- “I only receive emails from my school or stores sending me coupons.”
- “I have multiple email accounts for different purposes. These include signing up for cards at stores that send me offers for cheaper products.”
Millennials may reserve email for business, but that means they’re still interested in inviting businesses into their inboxes to take advantage of promotions.
Social Networks are Fun Communication
“New mediums of communication are just so much easier and entertaining to use.”
The search for entertainment drives much of Gen Y’s online activities. Teens are more likely to play games, blog and use social networking sites than any other generation online, according to Pew Internet’s research.
Sites like Facebook combine communication with entertainment, capturing the attention of most young consumers online. Playing games is the top online activity, followed closely by email. Facebook and other social networking sites wrap fun and function in one convenient package for the Millennial generation.

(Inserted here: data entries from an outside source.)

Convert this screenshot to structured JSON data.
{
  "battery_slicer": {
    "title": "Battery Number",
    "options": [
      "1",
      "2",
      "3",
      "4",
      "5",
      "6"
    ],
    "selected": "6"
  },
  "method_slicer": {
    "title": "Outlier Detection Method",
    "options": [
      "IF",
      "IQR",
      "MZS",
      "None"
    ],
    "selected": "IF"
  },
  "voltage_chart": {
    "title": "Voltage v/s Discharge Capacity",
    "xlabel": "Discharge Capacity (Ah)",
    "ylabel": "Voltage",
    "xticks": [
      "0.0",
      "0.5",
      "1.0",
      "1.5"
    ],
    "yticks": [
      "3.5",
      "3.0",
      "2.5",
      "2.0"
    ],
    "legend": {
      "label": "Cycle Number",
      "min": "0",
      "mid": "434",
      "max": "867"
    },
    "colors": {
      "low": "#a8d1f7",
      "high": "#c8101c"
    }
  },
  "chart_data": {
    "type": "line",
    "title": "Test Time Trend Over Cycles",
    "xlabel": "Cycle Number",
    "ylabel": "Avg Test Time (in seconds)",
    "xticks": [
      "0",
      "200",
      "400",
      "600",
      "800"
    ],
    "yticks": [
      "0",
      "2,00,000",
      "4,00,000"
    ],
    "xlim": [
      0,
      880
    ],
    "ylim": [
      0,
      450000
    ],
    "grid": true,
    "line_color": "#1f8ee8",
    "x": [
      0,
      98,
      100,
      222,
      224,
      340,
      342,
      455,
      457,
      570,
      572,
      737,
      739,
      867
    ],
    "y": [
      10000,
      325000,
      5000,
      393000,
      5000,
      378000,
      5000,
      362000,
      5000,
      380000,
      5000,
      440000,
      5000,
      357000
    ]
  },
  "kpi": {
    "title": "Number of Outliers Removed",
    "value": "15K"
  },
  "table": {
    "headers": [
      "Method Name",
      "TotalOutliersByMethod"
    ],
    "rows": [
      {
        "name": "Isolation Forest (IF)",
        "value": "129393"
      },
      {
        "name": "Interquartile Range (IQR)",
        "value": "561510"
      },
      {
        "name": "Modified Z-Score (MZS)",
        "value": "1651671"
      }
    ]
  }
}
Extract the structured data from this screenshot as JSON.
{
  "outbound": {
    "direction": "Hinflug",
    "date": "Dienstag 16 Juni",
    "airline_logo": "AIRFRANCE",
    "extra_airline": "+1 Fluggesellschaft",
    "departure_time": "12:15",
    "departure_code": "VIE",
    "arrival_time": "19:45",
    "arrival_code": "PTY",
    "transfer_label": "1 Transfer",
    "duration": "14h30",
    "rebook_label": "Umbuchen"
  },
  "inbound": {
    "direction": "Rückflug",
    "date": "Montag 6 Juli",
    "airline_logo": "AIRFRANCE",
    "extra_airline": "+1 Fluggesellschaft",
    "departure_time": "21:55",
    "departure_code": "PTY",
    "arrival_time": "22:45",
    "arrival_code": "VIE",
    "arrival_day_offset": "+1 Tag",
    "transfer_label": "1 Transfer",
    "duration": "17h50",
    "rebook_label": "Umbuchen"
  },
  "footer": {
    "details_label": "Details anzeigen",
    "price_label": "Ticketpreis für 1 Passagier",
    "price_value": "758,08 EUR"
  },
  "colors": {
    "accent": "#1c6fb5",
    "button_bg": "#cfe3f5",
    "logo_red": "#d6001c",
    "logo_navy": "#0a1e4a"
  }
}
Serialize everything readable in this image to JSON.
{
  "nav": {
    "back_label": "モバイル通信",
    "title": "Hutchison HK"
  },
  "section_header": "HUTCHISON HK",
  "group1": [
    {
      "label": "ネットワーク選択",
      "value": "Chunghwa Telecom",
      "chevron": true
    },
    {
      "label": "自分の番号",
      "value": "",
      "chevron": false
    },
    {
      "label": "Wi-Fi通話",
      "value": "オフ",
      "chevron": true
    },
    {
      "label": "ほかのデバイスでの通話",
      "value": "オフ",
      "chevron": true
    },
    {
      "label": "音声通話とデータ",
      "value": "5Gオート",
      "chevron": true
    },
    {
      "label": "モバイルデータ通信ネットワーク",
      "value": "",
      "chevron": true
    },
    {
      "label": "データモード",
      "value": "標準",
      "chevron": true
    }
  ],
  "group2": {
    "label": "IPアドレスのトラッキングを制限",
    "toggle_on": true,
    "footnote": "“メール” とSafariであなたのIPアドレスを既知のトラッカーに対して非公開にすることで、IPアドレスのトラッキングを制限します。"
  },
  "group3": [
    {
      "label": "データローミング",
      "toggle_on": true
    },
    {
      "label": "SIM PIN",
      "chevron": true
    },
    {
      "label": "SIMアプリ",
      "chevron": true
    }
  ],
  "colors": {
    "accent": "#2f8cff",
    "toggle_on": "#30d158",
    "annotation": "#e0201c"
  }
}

- “A person has so much to do on Facebook that they could easily spend hours and hours playing on it.”
- “Facebook is just so much more fun than emails because you can see the other person’s pictures, videos and status updates all while talking to them.”
- “Communicating networks such as Facebook, MySpace and Twitter provide entertainment as well as accessibility.”
Since email is “grown-up” communication, teens turn to social networking sites to communicate with their peers and they check these sites often. Email takes a back seat in their daily online routine.
If you want your brand seen and seen often, social networks are the best platform for visibility. But don’t get too heavy-handed. Teens don’t want to mix their social experience with your brand experience. (That’s what email is for, remember? They expect you to show up there.)
Communicating with friends is their first priority on social networks. Clogging up their friend feed with your promotions won’t win them over.
Take a Cross-Channel Approach
“There is a reason that advertisers use more than one medium to promote their products. They know that different messages are best communicated in different ways to different audiences. It is the combined effect of those media that has the greatest impact.”
If Generation Y finds less use for email and more use for social networks, where does that leave your email marketing efforts?
Remember what we said earlier about adapting? Most Millennials engage with brands across multiple channels. 95% of teens “fan” companies on Facebook and also subscribe to their emails. Only 2% interact with brands on social networks alone.
Marketing to Gen Y is not an either/or, social vs. email scenario. It’s a matter of divide and conquer, spreading content across social and email outlets and placing the right content in the right channel.
- Checking email accounts isn’t always a top priority for Millennial consumers, so your time-sensitive promotions may have a better shelf life on Facebook.
- Facebook can also be a good platform for relationship building that engages your target audience and draws them to your email campaign.
- Teens already expect brands to push promotional content to their email inboxes – they even create accounts for that purpose. (“My email is checked if I am looking at advertisements from the stores I have subscribed to.” “I only use email if I have to send my teachers an assignment or check for coupons.” “I only receive emails from my school or stores sending me coupons.”) Keep emailing; they’re expecting you to.
- Supplement your email campaign with social media content that keeps you on your younger subscribers’ radars.
- And don’t limit your email content to promotions and sales pitches. Engage them with entertainment – videos, contests, short articles that relate to their interests. They’ll visit the inbox more often if you’re delivering something fun on a regular basis.
Millennials aren’t migrating from email, they just have more channels to communicate through. Marketing to them effectively means being present in all these channels – including email – and using their strengths to your advantage. Who knows? Your campaign might be the one that brings email back from the 90s and makes it cool again.